It plans to issue $175 million 5-year Reg S paper guaranteed by the Sri Lankan government later in June. If the sale goes ahead, proceeds will be used fully to redeem the airline's first US dollar bond of $175 million due to mature on June 27.
Price guidance for the proposed bond will be given on Thursday, FinanceAsia understands. The government guarantee means that the question for investors is how much over the sovereign will SriLankan Airlines have to pay.
The airlines’ earlier 5-year paper has a coupon of 5.3% and is currently yielding 8.69%.
US dollar bonds have been rare in this country in recent years, where only three were issued beween 2017 and March this year, all of them sovereign and totalling $6.4 billion, according to Dealogic.
Among the risk factors listed in the bond prospectus, the airlines disclosed that in February last year, Sri Lankan president Maithripala Sirisena had appointed a commission of inquiry to investigate alleged irregularities involving the company, the company’s catering subsidiary SriLankan Catering and the former government-owned low-cost carrier, Mihin Lanka between 2006 and 2018.
“In addition, the company understands that the Criminal Investigation Department, Financial Crimes Investigation Department and Commission to Investigate Allegations of Bribery and Corruption are conducting investigations into various matters relating to the past transactions of the company,” the bond prospectus said.
This criminal investigation is scheduled to be completed by the end of the month.
SriLankan Airlines is also facing legal claims from Airbus for the cancellation of an order for four aircraft and from Rolls Royce over contracts related to engines.
Recent terrorist attacks in the country have significantly adversely affected the number of people travelling to Sri Lanka and the airlines’ passenger volume and revenue. In April, three churches and four hotels in Sri Lanka suffered bombings.
SriLankan Airlines has suffered losses every year since 2008. By the end of last year, it ran an accumulated loss of Rs220.8 billion ($1.25 billion). "Without support from the guarantor, it is unlikely that the company could continue to operate,” the prospectus said.
However, the government of the South Asian nation has its own problems. Last December, both S&P and Fitch downgraded Sri Lanka's long-term foreign currency rating to B from B+. Last November, Moody’s downgraded Sri Lanka’s foreign currency issuer and senior unsecured ratings to B2 from B1.
“The downgrade reflects heightened external refinancing risks, an uncertain policy outlook, and the risk of a slowdown in fiscal consolidation as a result of an ongoing political crisis following the president's sudden replacement of the prime minister on 26 October 2018,” Fitch said.
President Sirisena sacked prime minister Ranil Wickremesinghe in October last year then reinstated him in December.
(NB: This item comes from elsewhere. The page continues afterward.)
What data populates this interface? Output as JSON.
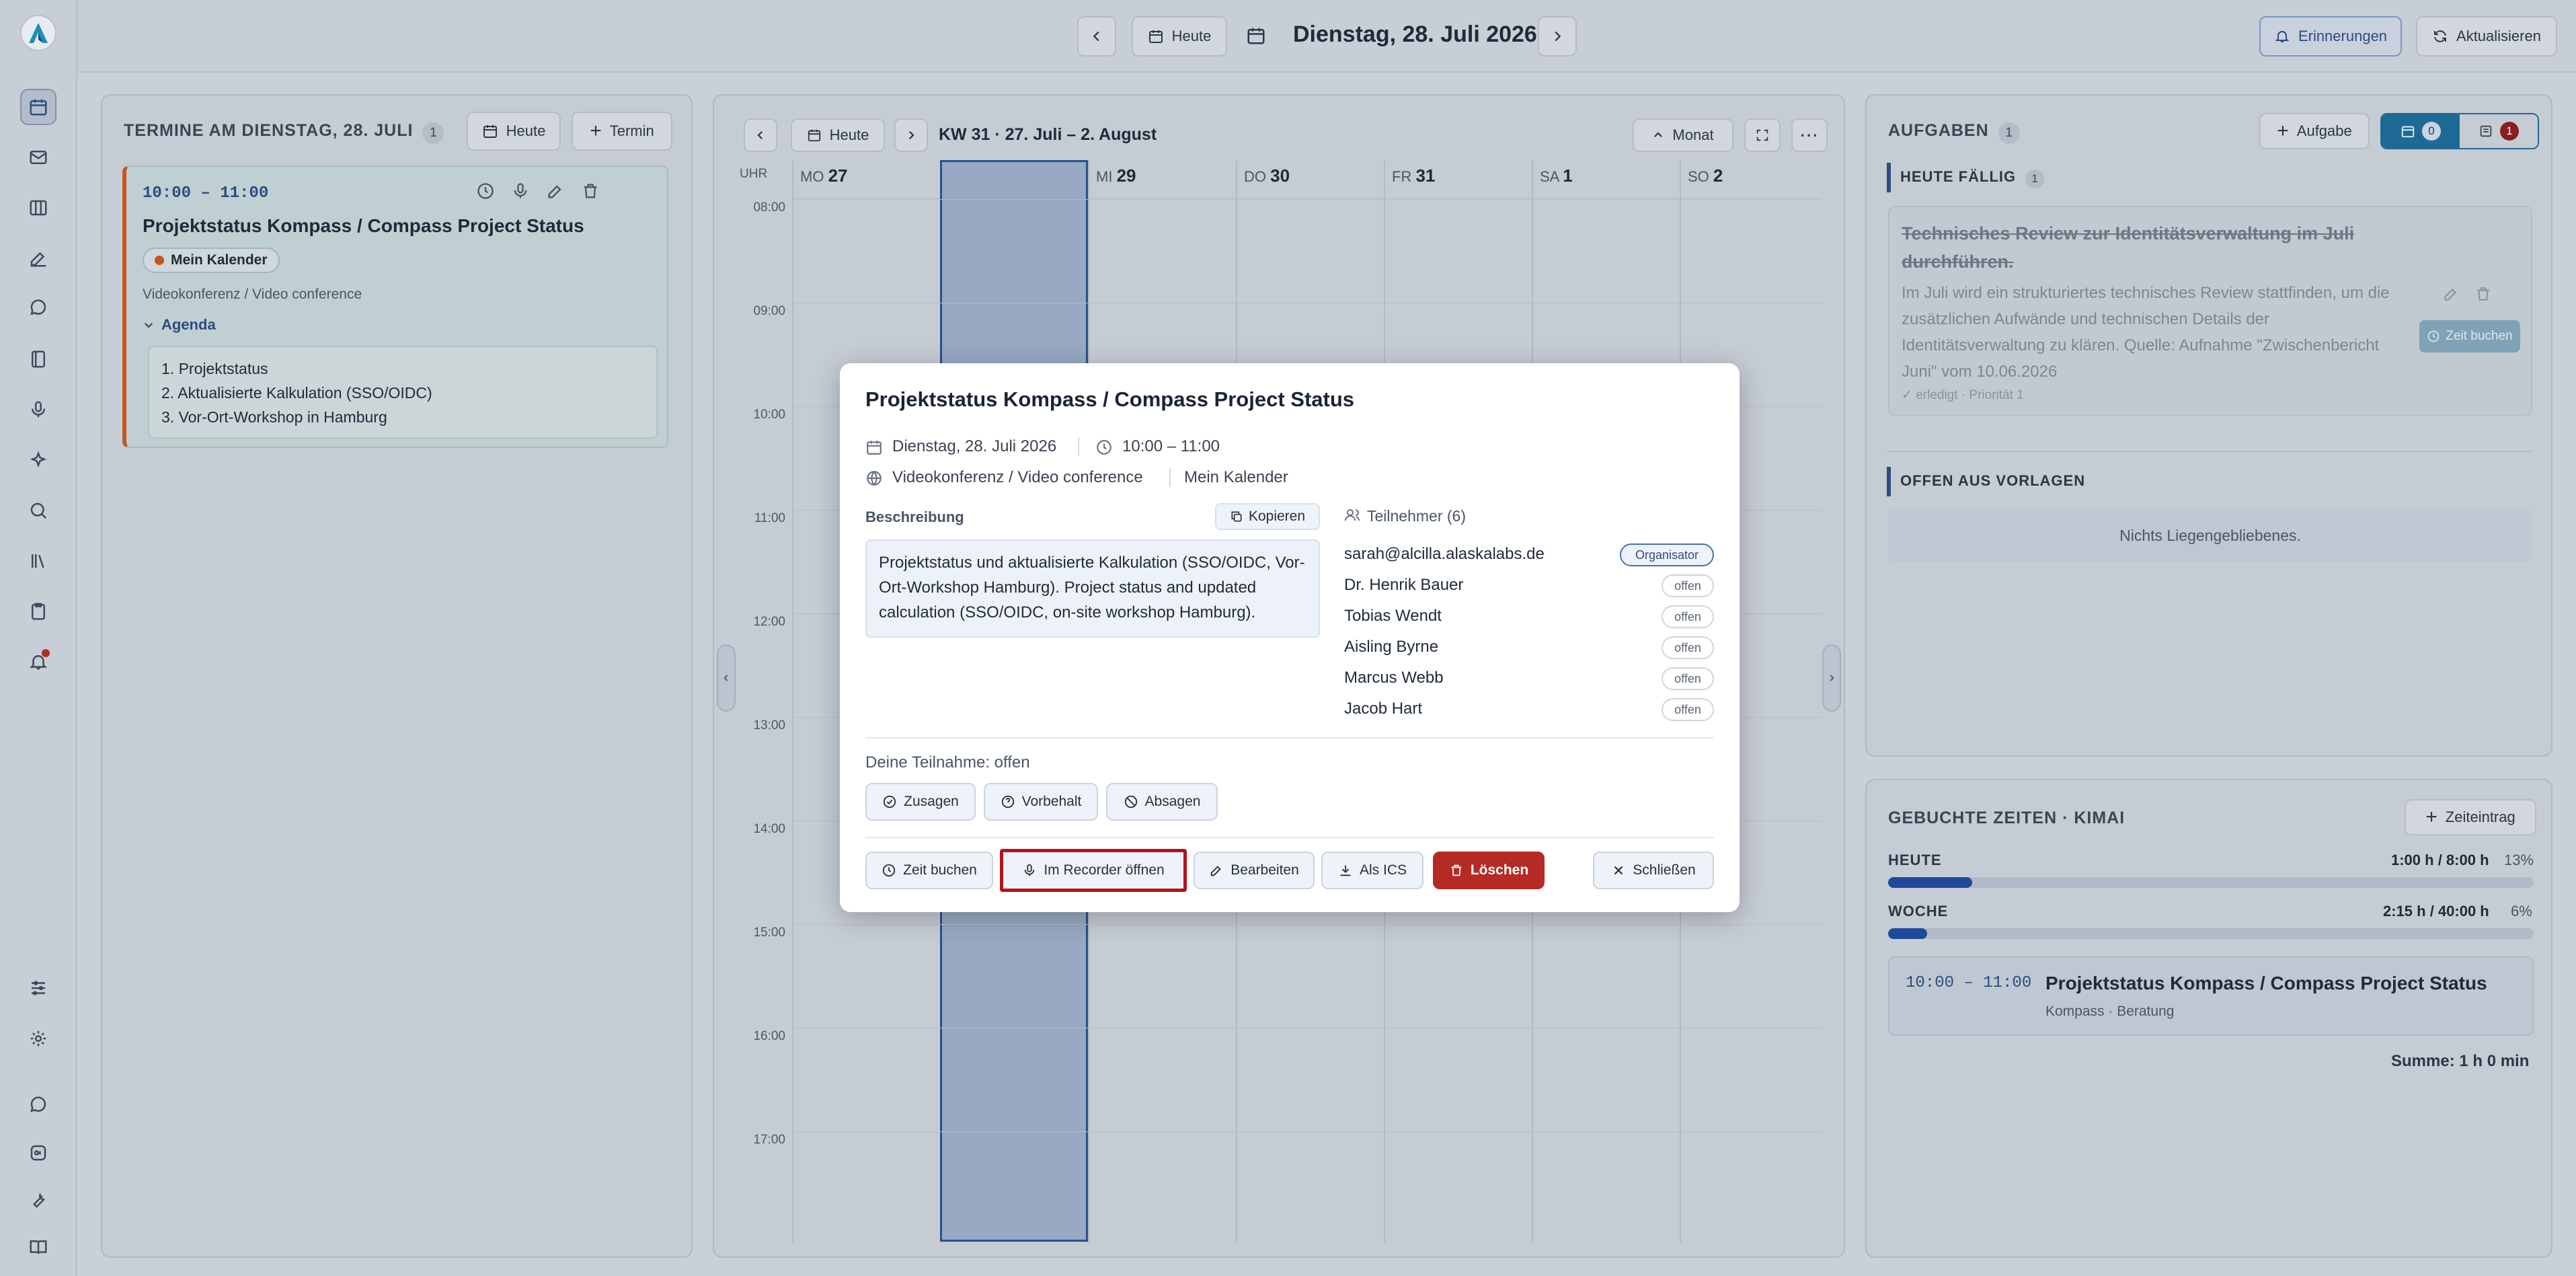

Sri Lanka’s spread levels relative to other Asian frontier markets suggest that its constitutional crisis added an 80bp to 100bp political risk premium.
“The ongoing political upheaval, which has disrupted the normal functioning of parliament, exacerbates the country's external financing risks, amid a heavy external debt repayment schedule between 2019 and 2022,” the ratings agency added.
At the end of Q3 last year, the nation's foreign currency debt repayments of principal and interest stood at $20.9 billion for the period between 2019 and 2022, while its foreign-exchange reserves are currently $7.5 billion. Investor confidence has been undermined, as evident from large outflows from the local bond market and a depreciating exchange rate, Fitch pointed out.
S&P has warned that it could lower its rating of Sri Lanka further if the nation’s fiscal policy path deviates significantly from the rating agency’s projections, leading to a more rapid increase in net general government debt. “This could further lower confidence and affect the government's access to external financing,” it warned.
At least three Sri Lankan state-owned banks have failed to raise funds from foreign parties.
S&P has rated SriLankan Airlines' proposed bonds B, while Fitch is expected to assign a rating of B, in line with the sovereign. The airline currently owes an outstanding $704.7 million to banks and other creditors .
The joint lead managers of this proposed bond are Credit Suisse and Standard Chartered.